▸ **What to do**:
Leave every picture out and write out the records below exactly.

===== Dataset records =====

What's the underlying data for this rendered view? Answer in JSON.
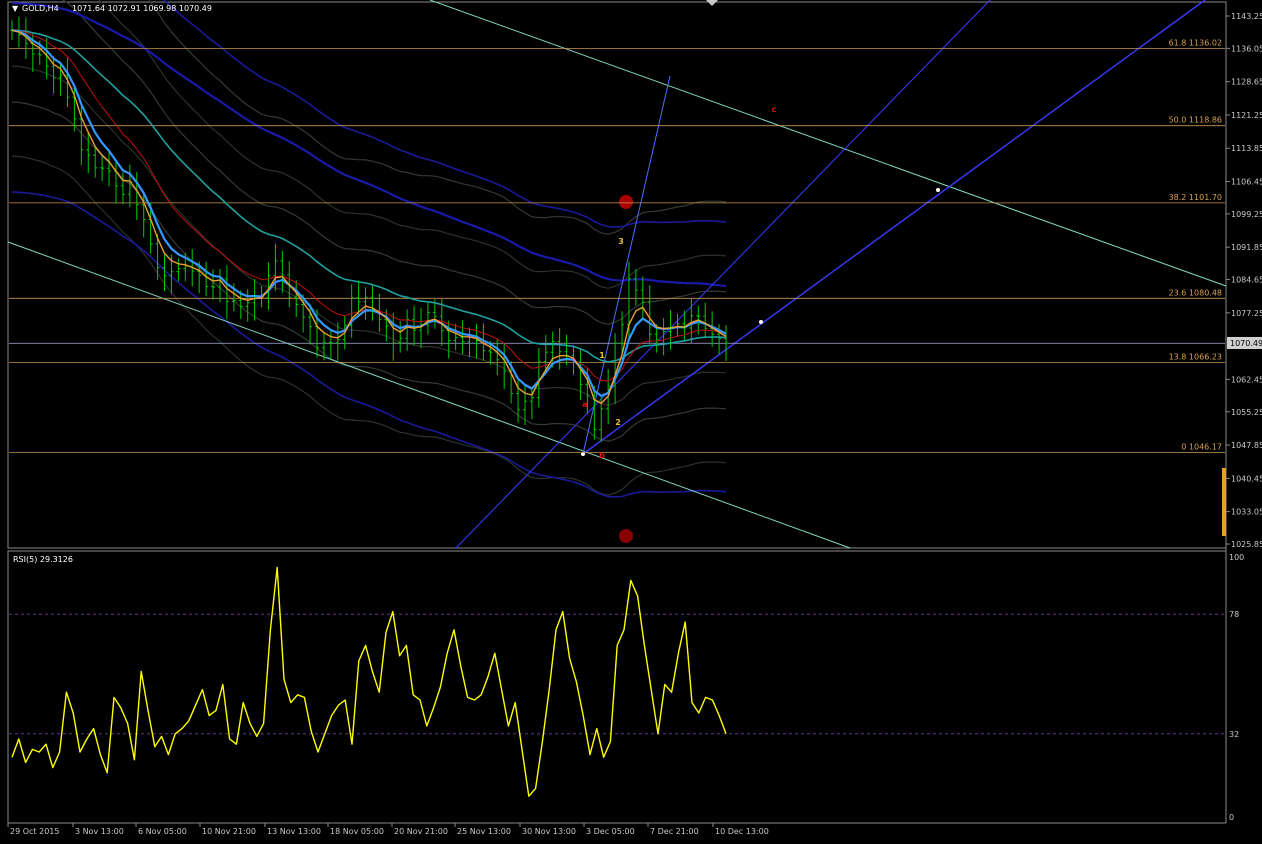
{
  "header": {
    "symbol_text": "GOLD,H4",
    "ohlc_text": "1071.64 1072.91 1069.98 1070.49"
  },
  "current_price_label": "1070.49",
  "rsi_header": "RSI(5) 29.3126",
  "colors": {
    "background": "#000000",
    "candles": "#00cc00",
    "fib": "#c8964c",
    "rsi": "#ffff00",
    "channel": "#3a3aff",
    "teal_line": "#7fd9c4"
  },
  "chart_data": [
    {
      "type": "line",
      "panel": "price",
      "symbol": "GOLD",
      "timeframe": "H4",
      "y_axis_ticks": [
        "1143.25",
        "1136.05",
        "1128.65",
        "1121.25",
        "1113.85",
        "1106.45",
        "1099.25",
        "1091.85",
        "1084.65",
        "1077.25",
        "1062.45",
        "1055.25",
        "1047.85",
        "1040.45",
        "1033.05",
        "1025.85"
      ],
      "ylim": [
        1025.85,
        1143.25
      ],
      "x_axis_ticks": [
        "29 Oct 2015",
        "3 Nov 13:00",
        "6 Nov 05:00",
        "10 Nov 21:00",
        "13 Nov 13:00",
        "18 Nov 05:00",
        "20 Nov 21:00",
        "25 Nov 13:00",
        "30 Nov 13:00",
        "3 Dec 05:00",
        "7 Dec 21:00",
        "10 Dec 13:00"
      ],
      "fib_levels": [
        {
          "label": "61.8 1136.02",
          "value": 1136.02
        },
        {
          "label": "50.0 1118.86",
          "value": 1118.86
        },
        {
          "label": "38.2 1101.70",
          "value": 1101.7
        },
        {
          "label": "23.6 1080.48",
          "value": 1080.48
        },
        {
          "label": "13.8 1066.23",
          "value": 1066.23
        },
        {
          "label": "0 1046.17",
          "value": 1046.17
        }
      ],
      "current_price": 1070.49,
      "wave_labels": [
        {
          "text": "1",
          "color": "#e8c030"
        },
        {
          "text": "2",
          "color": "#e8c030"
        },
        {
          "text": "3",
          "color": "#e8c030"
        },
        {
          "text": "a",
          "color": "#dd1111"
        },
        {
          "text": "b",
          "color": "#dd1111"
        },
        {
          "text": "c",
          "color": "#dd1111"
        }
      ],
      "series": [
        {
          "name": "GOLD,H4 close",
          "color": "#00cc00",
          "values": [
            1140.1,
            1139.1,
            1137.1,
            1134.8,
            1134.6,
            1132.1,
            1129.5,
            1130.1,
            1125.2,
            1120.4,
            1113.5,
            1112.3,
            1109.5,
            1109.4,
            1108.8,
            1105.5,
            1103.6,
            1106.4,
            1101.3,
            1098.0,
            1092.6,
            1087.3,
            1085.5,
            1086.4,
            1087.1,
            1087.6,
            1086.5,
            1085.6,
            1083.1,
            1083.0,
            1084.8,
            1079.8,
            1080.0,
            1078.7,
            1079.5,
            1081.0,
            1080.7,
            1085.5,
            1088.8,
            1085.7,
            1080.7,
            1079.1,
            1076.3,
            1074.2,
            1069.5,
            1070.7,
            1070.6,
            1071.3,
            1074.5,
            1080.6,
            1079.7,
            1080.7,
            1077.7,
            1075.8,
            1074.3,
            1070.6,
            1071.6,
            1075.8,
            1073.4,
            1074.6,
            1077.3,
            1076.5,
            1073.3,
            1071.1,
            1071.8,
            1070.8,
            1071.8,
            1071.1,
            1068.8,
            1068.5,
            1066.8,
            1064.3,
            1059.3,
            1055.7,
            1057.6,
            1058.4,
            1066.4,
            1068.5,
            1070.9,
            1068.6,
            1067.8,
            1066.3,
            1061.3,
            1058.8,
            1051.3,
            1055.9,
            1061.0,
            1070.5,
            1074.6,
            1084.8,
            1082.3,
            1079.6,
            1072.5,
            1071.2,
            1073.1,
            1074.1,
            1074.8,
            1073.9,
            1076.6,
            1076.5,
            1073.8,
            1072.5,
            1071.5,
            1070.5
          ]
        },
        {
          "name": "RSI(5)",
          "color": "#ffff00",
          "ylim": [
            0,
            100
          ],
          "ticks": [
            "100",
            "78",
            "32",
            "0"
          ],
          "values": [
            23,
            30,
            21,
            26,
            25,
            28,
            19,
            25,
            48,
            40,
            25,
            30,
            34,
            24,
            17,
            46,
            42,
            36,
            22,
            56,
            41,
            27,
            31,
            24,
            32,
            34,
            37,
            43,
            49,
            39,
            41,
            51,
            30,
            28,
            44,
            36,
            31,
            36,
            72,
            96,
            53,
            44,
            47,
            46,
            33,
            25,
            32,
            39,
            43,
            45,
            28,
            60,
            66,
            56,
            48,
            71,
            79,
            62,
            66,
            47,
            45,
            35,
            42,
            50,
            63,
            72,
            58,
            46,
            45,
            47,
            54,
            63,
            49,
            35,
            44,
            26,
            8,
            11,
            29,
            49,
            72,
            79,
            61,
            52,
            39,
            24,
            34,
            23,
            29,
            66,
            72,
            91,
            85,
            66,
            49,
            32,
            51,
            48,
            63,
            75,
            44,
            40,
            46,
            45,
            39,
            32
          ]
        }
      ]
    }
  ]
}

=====

▸ **Result of this task**:
What's the underlying data for this rendered view? Answer in JSON.
{
  "header": {
    "symbol_text": "GOLD,H4",
    "ohlc_text": "1071.64 1072.91 1069.98 1070.49"
  },
  "current_price_label": "1070.49",
  "rsi_header": "RSI(5) 29.3126",
  "colors": {
    "background": "#000000",
    "candles": "#00cc00",
    "fib": "#c8964c",
    "rsi": "#ffff00",
    "channel": "#3a3aff",
    "teal_line": "#7fd9c4"
  },
  "chart_data": [
    {
      "type": "line",
      "panel": "price",
      "symbol": "GOLD",
      "timeframe": "H4",
      "y_axis_ticks": [
        "1143.25",
        "1136.05",
        "1128.65",
        "1121.25",
        "1113.85",
        "1106.45",
        "1099.25",
        "1091.85",
        "1084.65",
        "1077.25",
        "1062.45",
        "1055.25",
        "1047.85",
        "1040.45",
        "1033.05",
        "1025.85"
      ],
      "ylim": [
        1025.85,
        1143.25
      ],
      "x_axis_ticks": [
        "29 Oct 2015",
        "3 Nov 13:00",
        "6 Nov 05:00",
        "10 Nov 21:00",
        "13 Nov 13:00",
        "18 Nov 05:00",
        "20 Nov 21:00",
        "25 Nov 13:00",
        "30 Nov 13:00",
        "3 Dec 05:00",
        "7 Dec 21:00",
        "10 Dec 13:00"
      ],
      "fib_levels": [
        {
          "label": "61.8 1136.02",
          "value": 1136.02
        },
        {
          "label": "50.0 1118.86",
          "value": 1118.86
        },
        {
          "label": "38.2 1101.70",
          "value": 1101.7
        },
        {
          "label": "23.6 1080.48",
          "value": 1080.48
        },
        {
          "label": "13.8 1066.23",
          "value": 1066.23
        },
        {
          "label": "0 1046.17",
          "value": 1046.17
        }
      ],
      "current_price": 1070.49,
      "wave_labels": [
        {
          "text": "1",
          "color": "#e8c030"
        },
        {
          "text": "2",
          "color": "#e8c030"
        },
        {
          "text": "3",
          "color": "#e8c030"
        },
        {
          "text": "a",
          "color": "#dd1111"
        },
        {
          "text": "b",
          "color": "#dd1111"
        },
        {
          "text": "c",
          "color": "#dd1111"
        }
      ],
      "series": [
        {
          "name": "GOLD,H4 close",
          "color": "#00cc00",
          "values": [
            1140.1,
            1139.1,
            1137.1,
            1134.8,
            1134.6,
            1132.1,
            1129.5,
            1130.1,
            1125.2,
            1120.4,
            1113.5,
            1112.3,
            1109.5,
            1109.4,
            1108.8,
            1105.5,
            1103.6,
            1106.4,
            1101.3,
            1098.0,
            1092.6,
            1087.3,
            1085.5,
            1086.4,
            1087.1,
            1087.6,
            1086.5,
            1085.6,
            1083.1,
            1083.0,
            1084.8,
            1079.8,
            1080.0,
            1078.7,
            1079.5,
            1081.0,
            1080.7,
            1085.5,
            1088.8,
            1085.7,
            1080.7,
            1079.1,
            1076.3,
            1074.2,
            1069.5,
            1070.7,
            1070.6,
            1071.3,
            1074.5,
            1080.6,
            1079.7,
            1080.7,
            1077.7,
            1075.8,
            1074.3,
            1070.6,
            1071.6,
            1075.8,
            1073.4,
            1074.6,
            1077.3,
            1076.5,
            1073.3,
            1071.1,
            1071.8,
            1070.8,
            1071.8,
            1071.1,
            1068.8,
            1068.5,
            1066.8,
            1064.3,
            1059.3,
            1055.7,
            1057.6,
            1058.4,
            1066.4,
            1068.5,
            1070.9,
            1068.6,
            1067.8,
            1066.3,
            1061.3,
            1058.8,
            1051.3,
            1055.9,
            1061.0,
            1070.5,
            1074.6,
            1084.8,
            1082.3,
            1079.6,
            1072.5,
            1071.2,
            1073.1,
            1074.1,
            1074.8,
            1073.9,
            1076.6,
            1076.5,
            1073.8,
            1072.5,
            1071.5,
            1070.5
          ]
        },
        {
          "name": "RSI(5)",
          "color": "#ffff00",
          "ylim": [
            0,
            100
          ],
          "ticks": [
            "100",
            "78",
            "32",
            "0"
          ],
          "values": [
            23,
            30,
            21,
            26,
            25,
            28,
            19,
            25,
            48,
            40,
            25,
            30,
            34,
            24,
            17,
            46,
            42,
            36,
            22,
            56,
            41,
            27,
            31,
            24,
            32,
            34,
            37,
            43,
            49,
            39,
            41,
            51,
            30,
            28,
            44,
            36,
            31,
            36,
            72,
            96,
            53,
            44,
            47,
            46,
            33,
            25,
            32,
            39,
            43,
            45,
            28,
            60,
            66,
            56,
            48,
            71,
            79,
            62,
            66,
            47,
            45,
            35,
            42,
            50,
            63,
            72,
            58,
            46,
            45,
            47,
            54,
            63,
            49,
            35,
            44,
            26,
            8,
            11,
            29,
            49,
            72,
            79,
            61,
            52,
            39,
            24,
            34,
            23,
            29,
            66,
            72,
            91,
            85,
            66,
            49,
            32,
            51,
            48,
            63,
            75,
            44,
            40,
            46,
            45,
            39,
            32
          ]
        }
      ]
    }
  ]
}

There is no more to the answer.